Interface dataset entries
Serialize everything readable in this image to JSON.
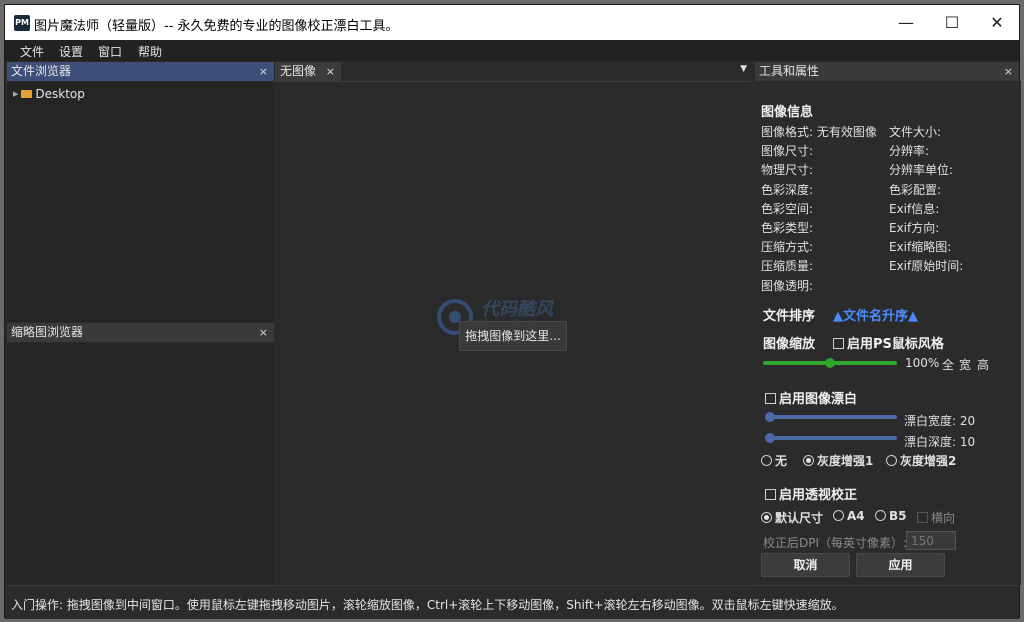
{
  "window": {
    "title": "图片魔法师（轻量版）-- 永久免费的专业的图像校正漂白工具。",
    "app_icon": "PM",
    "minimize": "—",
    "maximize": "☐",
    "close": "✕"
  },
  "menu": [
    "文件",
    "设置",
    "窗口",
    "帮助"
  ],
  "file_browser": {
    "title": "文件浏览器",
    "close": "×",
    "tree_item": "Desktop",
    "tree_arrow": "▶"
  },
  "thumb_browser": {
    "title": "缩略图浏览器",
    "close": "×"
  },
  "tabs": {
    "active_label": "无图像",
    "close": "×",
    "dropdown": "▼"
  },
  "canvas": {
    "drop_hint": "拖拽图像到这里...",
    "watermark_text": "代码酷风",
    "watermark_sub": "daimakushop"
  },
  "properties": {
    "title": "工具和属性",
    "close": "×",
    "image_info_title": "图像信息",
    "info_left": [
      "图像格式: 无有效图像",
      "图像尺寸:",
      "物理尺寸:",
      "色彩深度:",
      "色彩空间:",
      "色彩类型:",
      "压缩方式:",
      "压缩质量:",
      "图像透明:"
    ],
    "info_right": [
      "文件大小:",
      "分辨率:",
      "分辨率单位:",
      "色彩配置:",
      "Exif信息:",
      "Exif方向:",
      "Exif缩略图:",
      "Exif原始时间:"
    ],
    "sort_label": "文件排序",
    "sort_value": "▲文件名升序▲",
    "zoom_label": "图像缩放",
    "ps_mouse_label": "启用PS鼠标风格",
    "zoom_percent": "100%",
    "zoom_full": "全",
    "zoom_width": "宽",
    "zoom_height": "高",
    "zoom_level": 0.5,
    "whiten_enable": "启用图像漂白",
    "whiten_width_label": "漂白宽度: 20",
    "whiten_depth_label": "漂白深度: 10",
    "whiten_width_value": 20,
    "whiten_depth_value": 10,
    "mode_none": "无",
    "mode_gray1": "灰度增强1",
    "mode_gray2": "灰度增强2",
    "perspective_enable": "启用透视校正",
    "size_default": "默认尺寸",
    "size_a4": "A4",
    "size_b5": "B5",
    "landscape": "横向",
    "dpi_label": "校正后DPI（每英寸像素）:",
    "dpi_value": "150",
    "cancel": "取消",
    "apply": "应用"
  },
  "status": "入门操作: 拖拽图像到中间窗口。使用鼠标左键拖拽移动图片，滚轮缩放图像，Ctrl+滚轮上下移动图像，Shift+滚轮左右移动图像。双击鼠标左键快速缩放。",
  "colors": {
    "accent_blue": "#4a8cff",
    "zoom_slider": "#2ea82e",
    "whiten_slider": "#4a6aa8",
    "active_panel": "#3d4f78"
  }
}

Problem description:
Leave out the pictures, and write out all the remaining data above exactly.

Expected answer:
Serialize everything readable in this image to JSON.
{
  "window": {
    "title": "图片魔法师（轻量版）-- 永久免费的专业的图像校正漂白工具。",
    "app_icon": "PM",
    "minimize": "—",
    "maximize": "☐",
    "close": "✕"
  },
  "menu": [
    "文件",
    "设置",
    "窗口",
    "帮助"
  ],
  "file_browser": {
    "title": "文件浏览器",
    "close": "×",
    "tree_item": "Desktop",
    "tree_arrow": "▶"
  },
  "thumb_browser": {
    "title": "缩略图浏览器",
    "close": "×"
  },
  "tabs": {
    "active_label": "无图像",
    "close": "×",
    "dropdown": "▼"
  },
  "canvas": {
    "drop_hint": "拖拽图像到这里...",
    "watermark_text": "代码酷风",
    "watermark_sub": "daimakushop"
  },
  "properties": {
    "title": "工具和属性",
    "close": "×",
    "image_info_title": "图像信息",
    "info_left": [
      "图像格式: 无有效图像",
      "图像尺寸:",
      "物理尺寸:",
      "色彩深度:",
      "色彩空间:",
      "色彩类型:",
      "压缩方式:",
      "压缩质量:",
      "图像透明:"
    ],
    "info_right": [
      "文件大小:",
      "分辨率:",
      "分辨率单位:",
      "色彩配置:",
      "Exif信息:",
      "Exif方向:",
      "Exif缩略图:",
      "Exif原始时间:"
    ],
    "sort_label": "文件排序",
    "sort_value": "▲文件名升序▲",
    "zoom_label": "图像缩放",
    "ps_mouse_label": "启用PS鼠标风格",
    "zoom_percent": "100%",
    "zoom_full": "全",
    "zoom_width": "宽",
    "zoom_height": "高",
    "zoom_level": 0.5,
    "whiten_enable": "启用图像漂白",
    "whiten_width_label": "漂白宽度: 20",
    "whiten_depth_label": "漂白深度: 10",
    "whiten_width_value": 20,
    "whiten_depth_value": 10,
    "mode_none": "无",
    "mode_gray1": "灰度增强1",
    "mode_gray2": "灰度增强2",
    "perspective_enable": "启用透视校正",
    "size_default": "默认尺寸",
    "size_a4": "A4",
    "size_b5": "B5",
    "landscape": "横向",
    "dpi_label": "校正后DPI（每英寸像素）:",
    "dpi_value": "150",
    "cancel": "取消",
    "apply": "应用"
  },
  "status": "入门操作: 拖拽图像到中间窗口。使用鼠标左键拖拽移动图片，滚轮缩放图像，Ctrl+滚轮上下移动图像，Shift+滚轮左右移动图像。双击鼠标左键快速缩放。",
  "colors": {
    "accent_blue": "#4a8cff",
    "zoom_slider": "#2ea82e",
    "whiten_slider": "#4a6aa8",
    "active_panel": "#3d4f78"
  }
}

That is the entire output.